Ringside Seat to a Revolution: An Underground Cultural History of El Paso and Juarez: 1893-1923.
El Paso, Texas: Cinco Puntos Press, 2005.

Administration
Processing Information
Processed by Alison L. Oswald, archivist, February, 1999.
Author
Alison L. Oswald, archivist
Immediate Source of Acquisition
This collection was donated by Elizabeth Victoria Ochoa on May 17, 1997.

Using the Collection
Conditions Governing Access
The collection is open for research use. Researchers must handle unprotected photographs with gloves.
Preferred Citation
Victor L. Ochoa Papers, Archives Center, National Museum of American History, Smithsonian Institution
Conditions Governing Use
Collection items available for reproduction, but the Archives Center makes no guarantees concerning copyright restrictions. Other intellectual property rights may apply. Reproduction permission from Archives Center: reproduction fees may apply.

Related Materials
Record Group 129, Records of the Bureau of Prisons held by the National Archives, Central Plains Division, Kansas City, Missouri (http://www.archives.gov/central-plains/kansas-city/), contains a 54 page file on Victor L. Ochoa's imprisonment.

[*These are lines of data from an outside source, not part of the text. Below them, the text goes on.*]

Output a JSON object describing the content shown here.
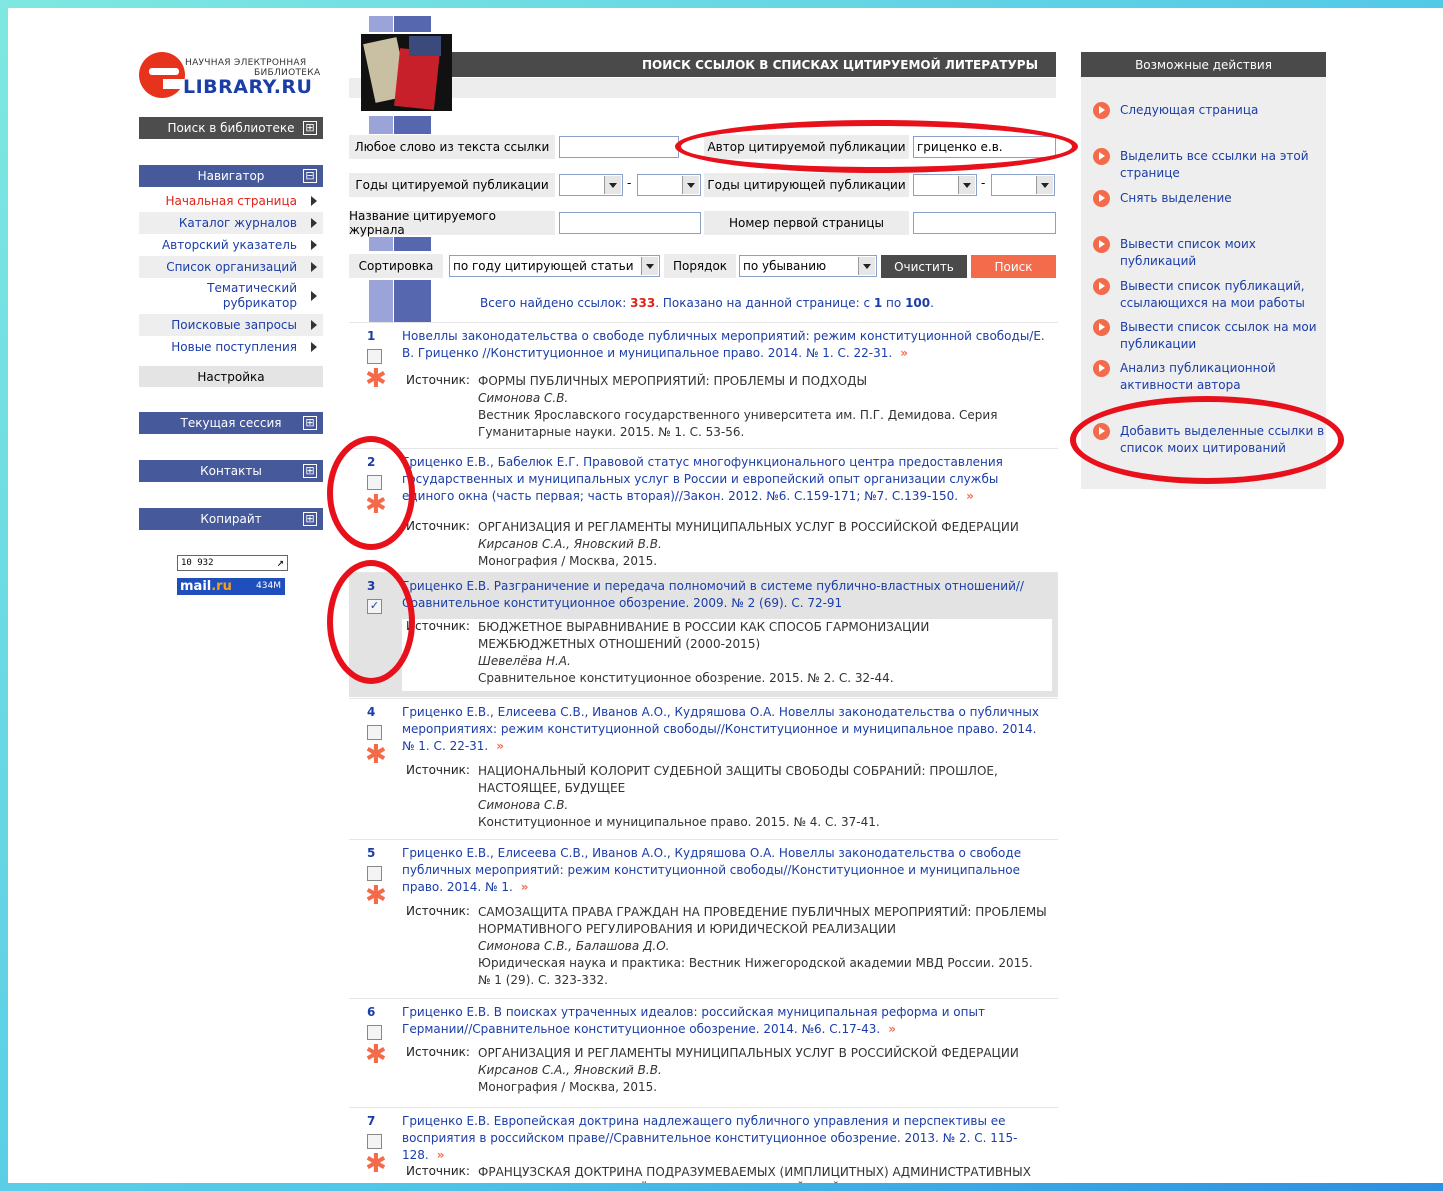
{
  "logo": {
    "line1": "НАУЧНАЯ ЭЛЕКТРОННАЯ",
    "line2": "БИБЛИОТЕКА",
    "name": "LIBRARY.RU"
  },
  "left": {
    "search_lib": "Поиск в библиотеке",
    "navigator": "Навигатор",
    "nav_items": [
      "Начальная страница",
      "Каталог журналов",
      "Авторский указатель",
      "Список организаций",
      "Тематический рубрикатор",
      "Поисковые запросы",
      "Новые поступления"
    ],
    "setup": "Настройка",
    "session": "Текущая сессия",
    "contacts": "Контакты",
    "copyright": "Копирайт",
    "plus": "⊞",
    "minus": "⊟",
    "counter1": "10 932",
    "counter2_a": "mail",
    "counter2_b": ".ru",
    "counter2_n": "434M"
  },
  "header": {
    "title": "ПОИСК ССЫЛОК В СПИСКАХ ЦИТИРУЕМОЙ ЛИТЕРАТУРЫ"
  },
  "form": {
    "any_word_label": "Любое слово из текста ссылки",
    "any_word_value": "",
    "author_label": "Автор цитируемой публикации",
    "author_value": "гриценко е.в.",
    "cited_years_label": "Годы цитируемой публикации",
    "citing_years_label": "Годы цитирующей публикации",
    "dash": "-",
    "journal_label": "Название цитируемого журнала",
    "first_page_label": "Номер первой страницы",
    "sort_label": "Сортировка",
    "sort_value": "по году цитирующей статьи",
    "order_label": "Порядок",
    "order_value": "по убыванию",
    "clear": "Очистить",
    "search": "Поиск"
  },
  "summary": {
    "found_text": "Всего найдено ссылок: ",
    "found": "333",
    "shown_text": ".  Показано на данной странице: с ",
    "from": "1",
    "to_text": " по ",
    "to": "100",
    "end": "."
  },
  "src_label": "Источник:",
  "results": [
    {
      "n": "1",
      "checked": false,
      "title": "Новеллы законодательства о свободе публичных мероприятий: режим конституционной свободы/Е. В. Гриценко //Конституционное и муниципальное право. 2014. № 1. С. 22-31.",
      "src_title": "ФОРМЫ ПУБЛИЧНЫХ МЕРОПРИЯТИЙ: ПРОБЛЕМЫ И ПОДХОДЫ",
      "src_author": "Симонова С.В.",
      "src_pub": "Вестник Ярославского государственного университета им. П.Г. Демидова. Серия Гуманитарные науки. 2015. № 1. С. 53-56."
    },
    {
      "n": "2",
      "checked": false,
      "title": "Гриценко Е.В., Бабелюк Е.Г. Правовой статус многофункционального центра предоставления государственных и муниципальных услуг в России и европейский опыт организации службы единого окна (часть первая; часть вторая)//Закон. 2012. №6. С.159-171; №7. С.139-150.",
      "src_title": "ОРГАНИЗАЦИЯ И РЕГЛАМЕНТЫ МУНИЦИПАЛЬНЫХ УСЛУГ В РОССИЙСКОЙ ФЕДЕРАЦИИ",
      "src_author": "Кирсанов С.А., Яновский В.В.",
      "src_pub": "Монография / Москва, 2015."
    },
    {
      "n": "3",
      "checked": true,
      "title": "Гриценко Е.В. Разграничение и передача полномочий в системе публично-властных отношений//Сравнительное конституционное обозрение. 2009. № 2 (69). С. 72-91",
      "src_title": "БЮДЖЕТНОЕ ВЫРАВНИВАНИЕ В РОССИИ КАК СПОСОБ ГАРМОНИЗАЦИИ МЕЖБЮДЖЕТНЫХ ОТНОШЕНИЙ (2000-2015)",
      "src_author": "Шевелёва Н.А.",
      "src_pub": "Сравнительное конституционное обозрение. 2015. № 2. С. 32-44."
    },
    {
      "n": "4",
      "checked": false,
      "title": "Гриценко Е.В., Елисеева С.В., Иванов А.О., Кудряшова О.А. Новеллы законодательства о публичных мероприятиях: режим конституционной свободы//Конституционное и муниципальное право. 2014. № 1. С. 22-31.",
      "src_title": "НАЦИОНАЛЬНЫЙ КОЛОРИТ СУДЕБНОЙ ЗАЩИТЫ СВОБОДЫ СОБРАНИЙ: ПРОШЛОЕ, НАСТОЯЩЕЕ, БУДУЩЕЕ",
      "src_author": "Симонова С.В.",
      "src_pub": "Конституционное и муниципальное право. 2015. № 4. С. 37-41."
    },
    {
      "n": "5",
      "checked": false,
      "title": "Гриценко Е.В., Елисеева С.В., Иванов А.О., Кудряшова О.А. Новеллы законодательства о свободе публичных мероприятий: режим конституционной свободы//Конституционное и муниципальное право. 2014. № 1.",
      "src_title": "САМОЗАЩИТА ПРАВА ГРАЖДАН НА ПРОВЕДЕНИЕ ПУБЛИЧНЫХ МЕРОПРИЯТИЙ: ПРОБЛЕМЫ НОРМАТИВНОГО РЕГУЛИРОВАНИЯ И ЮРИДИЧЕСКОЙ РЕАЛИЗАЦИИ",
      "src_author": "Симонова С.В., Балашова Д.О.",
      "src_pub": "Юридическая наука и практика: Вестник Нижегородской академии МВД России. 2015. № 1 (29). С. 323-332."
    },
    {
      "n": "6",
      "checked": false,
      "title": "Гриценко Е.В. В поисках утраченных идеалов: российская муниципальная реформа и опыт Германии//Сравнительное конституционное обозрение. 2014. №6. С.17-43.",
      "src_title": "ОРГАНИЗАЦИЯ И РЕГЛАМЕНТЫ МУНИЦИПАЛЬНЫХ УСЛУГ В РОССИЙСКОЙ ФЕДЕРАЦИИ",
      "src_author": "Кирсанов С.А., Яновский В.В.",
      "src_pub": "Монография / Москва, 2015."
    },
    {
      "n": "7",
      "checked": false,
      "title": "Гриценко Е.В. Европейская доктрина надлежащего публичного управления и перспективы ее восприятия в российском праве//Сравнительное конституционное обозрение. 2013. № 2. С. 115-128.",
      "src_title": "ФРАНЦУЗСКАЯ ДОКТРИНА ПОДРАЗУМЕВАЕМЫХ (ИМПЛИЦИТНЫХ) АДМИНИСТРАТИВНЫХ АКТОВ И ПЕРСПЕКТИВЫ ЕЁ ПРИМЕНЕНИЯ В РОССИЙСКОЙ ФЕДЕРАЦИИ",
      "src_author": "",
      "src_pub": ""
    }
  ],
  "icons": {
    "forward": "»",
    "star": "✱",
    "check": "✓"
  },
  "right": {
    "header": "Возможные действия",
    "actions": [
      "Следующая страница",
      "Выделить все ссылки на этой странице",
      "Снять выделение",
      "Вывести список моих публикаций",
      "Вывести список публикаций, ссылающихся на мои работы",
      "Вывести список ссылок на мои публикации",
      "Анализ публикационной активности автора",
      "Добавить выделенные ссылки в список моих цитирований"
    ]
  },
  "colors": {
    "accent": "#f36b4b",
    "navy": "#465a9b",
    "dark": "#4a4a4a",
    "link": "#1a3da8",
    "highlight": "#e8101a"
  }
}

Keywords
Keywords table of terms and types.
Keyword Terms Keyword Types
El Paso (Texas) Place Search Smithsonian Collections Search ArchiveGrid
Airplanes Topic Search Smithsonian Collections Search ArchiveGrid
Texas -- 20th century Place Search Smithsonian Collections Search ArchiveGrid
Patents Genre/Form Search Smithsonian Collections Search ArchiveGrid
Mexico -- 20th century Place Search Smithsonian Collections Search ArchiveGrid
Inventors -- 1890-1960 Topic Search Smithsonian Collections Search ArchiveGrid
Inventions -- 20th century Topic Search Smithsonian Collections Search ArchiveGrid
Aeronautics Topic Search Smithsonian Collections Search ArchiveGrid
Correspondence -- 1930-1950 Genre/Form Search Smithsonian Collections Search ArchiveGrid
Photographs -- 20th century Genre/Form Search Smithsonian Collections Search ArchiveGrid
Clippings Genre/Form Search Smithsonian Collections Search ArchiveGrid
Drawings Genre/Form Search Smithsonian Collections Search ArchiveGrid

Repository Contact
Archives Center, National Museum of American History
P.O. Box 37012
Suite 1100, MRC 601
Washington, D.C. 20013-7012
archivescenter@si.edu
http://americanhistory.si.edu/archives